6 Things You Need for a Will to be Valid in Ireland
The proper drafting and signing of a will have never been more important. In an age of increasing prosperity in Ireland, making a will ensures that a sufficient outline has been drawn up regarding your property, money, and other possessions with specific instructions about who they will pass to once you die.
Assuming that your will is valid, any debts that you have accrued and owe will be paid from your estate, and the remaining assets will be distributed to the people named in your will. The ‘executor’ (or executors) of your will is usually the person responsible for carrying out your wishes after you pass.
In the event that you pass without having made a will, you will have died ‘intestate’. This means that an administrator will pay any of your outstanding debts from your estate, and then distribute those assets among your living relatives. However, this will result in a process that is usually more complicated and expensive than it would be with a legitimate will, which is why it is of the utmost importance that a valid will is drawn up prior to your death.
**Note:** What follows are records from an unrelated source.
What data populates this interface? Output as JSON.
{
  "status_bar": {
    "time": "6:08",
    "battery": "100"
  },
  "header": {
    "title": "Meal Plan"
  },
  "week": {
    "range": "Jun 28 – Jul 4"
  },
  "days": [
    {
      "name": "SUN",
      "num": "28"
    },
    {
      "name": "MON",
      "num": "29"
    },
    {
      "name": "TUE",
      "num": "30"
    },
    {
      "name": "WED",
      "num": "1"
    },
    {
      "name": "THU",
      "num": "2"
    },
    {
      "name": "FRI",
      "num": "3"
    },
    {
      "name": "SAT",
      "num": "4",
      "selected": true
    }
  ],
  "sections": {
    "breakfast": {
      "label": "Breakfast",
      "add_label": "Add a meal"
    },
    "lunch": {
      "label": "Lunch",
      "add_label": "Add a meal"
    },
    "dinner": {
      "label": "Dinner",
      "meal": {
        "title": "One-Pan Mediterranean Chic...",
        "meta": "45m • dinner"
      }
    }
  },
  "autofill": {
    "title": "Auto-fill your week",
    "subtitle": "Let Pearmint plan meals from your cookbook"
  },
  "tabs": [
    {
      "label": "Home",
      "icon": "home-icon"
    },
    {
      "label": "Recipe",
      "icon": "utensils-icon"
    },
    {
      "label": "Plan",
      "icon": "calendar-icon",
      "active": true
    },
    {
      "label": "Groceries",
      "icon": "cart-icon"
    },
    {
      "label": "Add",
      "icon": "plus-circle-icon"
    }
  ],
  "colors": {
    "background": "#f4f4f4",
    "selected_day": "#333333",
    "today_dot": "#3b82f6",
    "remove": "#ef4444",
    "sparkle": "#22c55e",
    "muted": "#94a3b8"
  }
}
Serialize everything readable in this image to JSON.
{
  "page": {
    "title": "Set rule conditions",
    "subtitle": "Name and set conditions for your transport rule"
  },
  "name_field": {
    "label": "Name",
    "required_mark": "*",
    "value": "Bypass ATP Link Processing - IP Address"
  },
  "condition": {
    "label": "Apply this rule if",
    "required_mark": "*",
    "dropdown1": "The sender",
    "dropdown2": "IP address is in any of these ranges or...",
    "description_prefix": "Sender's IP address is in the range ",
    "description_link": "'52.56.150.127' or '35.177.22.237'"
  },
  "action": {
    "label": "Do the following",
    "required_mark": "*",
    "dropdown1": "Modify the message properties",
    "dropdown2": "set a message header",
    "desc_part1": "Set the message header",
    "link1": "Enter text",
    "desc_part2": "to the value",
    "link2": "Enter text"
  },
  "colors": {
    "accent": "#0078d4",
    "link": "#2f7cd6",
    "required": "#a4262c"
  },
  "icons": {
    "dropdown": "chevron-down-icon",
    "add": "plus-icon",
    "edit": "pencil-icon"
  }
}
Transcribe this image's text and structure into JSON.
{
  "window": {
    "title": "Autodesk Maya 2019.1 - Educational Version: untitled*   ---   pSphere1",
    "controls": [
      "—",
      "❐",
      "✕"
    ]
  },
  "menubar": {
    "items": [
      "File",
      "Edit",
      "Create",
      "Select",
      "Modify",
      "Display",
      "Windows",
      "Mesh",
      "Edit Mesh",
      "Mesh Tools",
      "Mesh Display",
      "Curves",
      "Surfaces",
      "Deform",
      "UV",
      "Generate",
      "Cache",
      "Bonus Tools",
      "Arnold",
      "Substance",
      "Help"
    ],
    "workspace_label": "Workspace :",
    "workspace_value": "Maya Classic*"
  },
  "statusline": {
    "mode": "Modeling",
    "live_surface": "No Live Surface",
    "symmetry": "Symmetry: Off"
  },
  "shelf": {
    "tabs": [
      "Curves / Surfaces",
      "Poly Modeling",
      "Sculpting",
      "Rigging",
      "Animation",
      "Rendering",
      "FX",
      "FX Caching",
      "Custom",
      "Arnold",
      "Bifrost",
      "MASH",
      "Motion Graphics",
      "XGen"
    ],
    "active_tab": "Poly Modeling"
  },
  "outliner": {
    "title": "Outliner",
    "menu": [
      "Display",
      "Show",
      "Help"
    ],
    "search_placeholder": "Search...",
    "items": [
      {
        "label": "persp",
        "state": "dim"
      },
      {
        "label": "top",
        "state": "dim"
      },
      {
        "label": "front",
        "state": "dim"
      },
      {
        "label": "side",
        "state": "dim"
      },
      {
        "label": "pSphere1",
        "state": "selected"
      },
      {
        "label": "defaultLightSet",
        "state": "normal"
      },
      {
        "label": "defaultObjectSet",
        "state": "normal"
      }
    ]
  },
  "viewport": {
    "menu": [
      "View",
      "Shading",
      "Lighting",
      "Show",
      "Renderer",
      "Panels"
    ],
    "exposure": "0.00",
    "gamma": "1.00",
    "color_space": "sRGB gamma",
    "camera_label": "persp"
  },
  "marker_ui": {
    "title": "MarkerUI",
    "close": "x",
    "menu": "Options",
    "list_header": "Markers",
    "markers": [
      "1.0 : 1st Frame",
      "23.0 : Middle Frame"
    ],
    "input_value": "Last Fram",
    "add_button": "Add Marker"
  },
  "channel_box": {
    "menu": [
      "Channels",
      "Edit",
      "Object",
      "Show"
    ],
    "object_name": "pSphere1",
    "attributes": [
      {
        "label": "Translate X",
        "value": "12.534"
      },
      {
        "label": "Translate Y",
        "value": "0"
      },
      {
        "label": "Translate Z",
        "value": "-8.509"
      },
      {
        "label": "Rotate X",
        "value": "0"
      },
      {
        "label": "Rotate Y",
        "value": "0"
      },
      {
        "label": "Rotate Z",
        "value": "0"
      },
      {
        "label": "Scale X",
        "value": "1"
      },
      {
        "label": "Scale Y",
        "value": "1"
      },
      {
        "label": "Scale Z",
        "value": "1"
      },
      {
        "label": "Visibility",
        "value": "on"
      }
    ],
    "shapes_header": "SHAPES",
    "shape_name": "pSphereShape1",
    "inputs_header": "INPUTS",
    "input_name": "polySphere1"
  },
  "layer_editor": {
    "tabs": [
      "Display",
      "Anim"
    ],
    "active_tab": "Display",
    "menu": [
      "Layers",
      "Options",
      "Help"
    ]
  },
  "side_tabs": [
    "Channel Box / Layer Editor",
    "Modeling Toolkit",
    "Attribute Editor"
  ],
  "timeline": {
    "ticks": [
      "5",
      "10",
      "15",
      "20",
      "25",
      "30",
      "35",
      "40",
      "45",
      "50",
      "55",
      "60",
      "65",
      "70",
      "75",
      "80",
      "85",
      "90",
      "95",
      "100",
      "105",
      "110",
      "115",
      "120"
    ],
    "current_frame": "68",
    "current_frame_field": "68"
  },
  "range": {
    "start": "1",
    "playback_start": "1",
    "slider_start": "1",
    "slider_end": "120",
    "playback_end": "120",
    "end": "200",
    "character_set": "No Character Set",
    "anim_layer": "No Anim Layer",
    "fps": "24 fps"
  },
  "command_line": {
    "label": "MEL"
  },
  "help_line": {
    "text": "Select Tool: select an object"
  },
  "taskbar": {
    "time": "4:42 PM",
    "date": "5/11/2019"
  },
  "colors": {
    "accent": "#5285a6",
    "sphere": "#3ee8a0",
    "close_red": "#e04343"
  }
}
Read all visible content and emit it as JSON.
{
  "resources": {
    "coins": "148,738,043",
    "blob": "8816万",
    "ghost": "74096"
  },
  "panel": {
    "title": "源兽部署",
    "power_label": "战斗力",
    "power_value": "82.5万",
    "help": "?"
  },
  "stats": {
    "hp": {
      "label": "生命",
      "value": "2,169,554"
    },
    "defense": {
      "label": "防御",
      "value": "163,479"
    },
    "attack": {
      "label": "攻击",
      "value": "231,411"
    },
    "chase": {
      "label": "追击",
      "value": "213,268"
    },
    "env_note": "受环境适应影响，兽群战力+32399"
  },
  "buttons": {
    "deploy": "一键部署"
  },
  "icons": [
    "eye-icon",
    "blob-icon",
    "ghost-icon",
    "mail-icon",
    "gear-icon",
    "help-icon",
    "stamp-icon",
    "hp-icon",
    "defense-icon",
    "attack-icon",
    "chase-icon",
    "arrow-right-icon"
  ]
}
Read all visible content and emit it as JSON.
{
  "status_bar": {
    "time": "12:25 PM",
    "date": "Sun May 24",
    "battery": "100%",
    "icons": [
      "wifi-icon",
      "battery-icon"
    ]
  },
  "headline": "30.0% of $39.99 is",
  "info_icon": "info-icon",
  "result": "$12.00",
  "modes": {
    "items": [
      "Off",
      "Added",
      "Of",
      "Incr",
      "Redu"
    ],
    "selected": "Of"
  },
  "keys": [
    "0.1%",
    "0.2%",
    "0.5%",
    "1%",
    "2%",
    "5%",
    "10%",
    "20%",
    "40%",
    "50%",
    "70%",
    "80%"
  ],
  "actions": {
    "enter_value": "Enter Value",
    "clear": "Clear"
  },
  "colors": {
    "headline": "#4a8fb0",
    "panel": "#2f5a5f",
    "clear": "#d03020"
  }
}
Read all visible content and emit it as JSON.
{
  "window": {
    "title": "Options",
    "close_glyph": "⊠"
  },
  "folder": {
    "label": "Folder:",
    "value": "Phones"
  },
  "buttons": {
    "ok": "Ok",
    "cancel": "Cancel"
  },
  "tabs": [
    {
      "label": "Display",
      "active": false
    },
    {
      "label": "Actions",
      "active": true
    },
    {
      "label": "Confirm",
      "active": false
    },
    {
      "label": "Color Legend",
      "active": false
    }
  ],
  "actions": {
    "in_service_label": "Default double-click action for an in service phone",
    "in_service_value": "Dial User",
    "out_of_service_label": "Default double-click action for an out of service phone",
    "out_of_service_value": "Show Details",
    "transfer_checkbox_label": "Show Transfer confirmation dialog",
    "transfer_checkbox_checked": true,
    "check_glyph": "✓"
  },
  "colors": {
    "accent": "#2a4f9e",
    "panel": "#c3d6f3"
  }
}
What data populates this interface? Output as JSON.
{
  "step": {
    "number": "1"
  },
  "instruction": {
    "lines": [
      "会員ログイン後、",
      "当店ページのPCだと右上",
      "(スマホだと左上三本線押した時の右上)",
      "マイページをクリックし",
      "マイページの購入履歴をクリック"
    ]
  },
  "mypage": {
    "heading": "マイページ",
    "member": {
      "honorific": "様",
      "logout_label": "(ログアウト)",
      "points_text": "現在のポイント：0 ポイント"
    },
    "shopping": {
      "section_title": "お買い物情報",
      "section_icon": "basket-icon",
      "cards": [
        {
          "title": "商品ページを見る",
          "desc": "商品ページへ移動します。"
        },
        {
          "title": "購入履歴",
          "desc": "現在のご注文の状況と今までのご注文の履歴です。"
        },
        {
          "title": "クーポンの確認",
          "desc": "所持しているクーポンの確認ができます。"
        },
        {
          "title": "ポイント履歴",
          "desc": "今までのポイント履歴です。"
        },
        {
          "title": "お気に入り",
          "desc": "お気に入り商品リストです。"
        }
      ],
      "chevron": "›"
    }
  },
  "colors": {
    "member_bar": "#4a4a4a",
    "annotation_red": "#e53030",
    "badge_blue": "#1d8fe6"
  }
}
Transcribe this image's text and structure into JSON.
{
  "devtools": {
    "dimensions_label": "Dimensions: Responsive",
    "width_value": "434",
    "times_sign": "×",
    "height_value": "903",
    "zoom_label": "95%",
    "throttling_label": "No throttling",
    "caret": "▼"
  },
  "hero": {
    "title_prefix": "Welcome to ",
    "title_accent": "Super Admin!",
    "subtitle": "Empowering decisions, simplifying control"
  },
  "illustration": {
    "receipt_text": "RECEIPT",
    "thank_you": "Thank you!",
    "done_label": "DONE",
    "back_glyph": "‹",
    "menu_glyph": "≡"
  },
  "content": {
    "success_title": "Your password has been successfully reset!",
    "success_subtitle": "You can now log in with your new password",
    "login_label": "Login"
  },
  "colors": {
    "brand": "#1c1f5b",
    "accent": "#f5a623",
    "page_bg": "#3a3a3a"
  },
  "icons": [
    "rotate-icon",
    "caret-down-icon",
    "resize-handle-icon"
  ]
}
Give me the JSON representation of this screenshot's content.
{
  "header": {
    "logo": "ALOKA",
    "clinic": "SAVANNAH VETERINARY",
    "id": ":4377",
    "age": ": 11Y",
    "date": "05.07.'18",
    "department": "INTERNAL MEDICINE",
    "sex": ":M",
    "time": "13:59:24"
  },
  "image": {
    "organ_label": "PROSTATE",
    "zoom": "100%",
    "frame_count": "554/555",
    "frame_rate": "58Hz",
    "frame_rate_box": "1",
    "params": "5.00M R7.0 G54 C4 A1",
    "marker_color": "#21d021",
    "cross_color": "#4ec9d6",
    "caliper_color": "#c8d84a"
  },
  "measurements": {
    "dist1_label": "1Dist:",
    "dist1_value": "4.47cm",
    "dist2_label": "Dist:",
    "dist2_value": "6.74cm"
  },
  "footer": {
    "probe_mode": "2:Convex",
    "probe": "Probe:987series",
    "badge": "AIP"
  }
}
In order for a will to be considered valid in Ireland, there are six crucial criteria that must be met. These include that the will:
- Be made in writing.
- Be made by a person (the testator) who is over 18 years old, or has been married.
- Has been made by a testator that has capacity to make a will.
- Has been signed or marked by the testator of the will, at the end of the document, and acknowledged in the presence of two witnesses.
- Has been signed by the testator’s two witnesses in the presence of the testator.
- Neither of the testator’s witnesses – or their spouses or civil partners – receive anything in the will. Gifts to them will not be effective.
While there is nothing stopping an individual from drawing up their own will, it is strongly recommended that you employ the services of a solicitor to ensure that your will is legally valid and devoid of any mistakes that could potentially invalidate its content.
Obtaining the services of a solicitor when making your will ensures that the document meets the necessary legal requirements, avoiding any potential consequences that could result in prolonged and costly legal battles for loved ones after the testator’s death.
*In contentious business, a solicitor may not calculate fees or other charges as a percentage or proportion of any award or settlement.*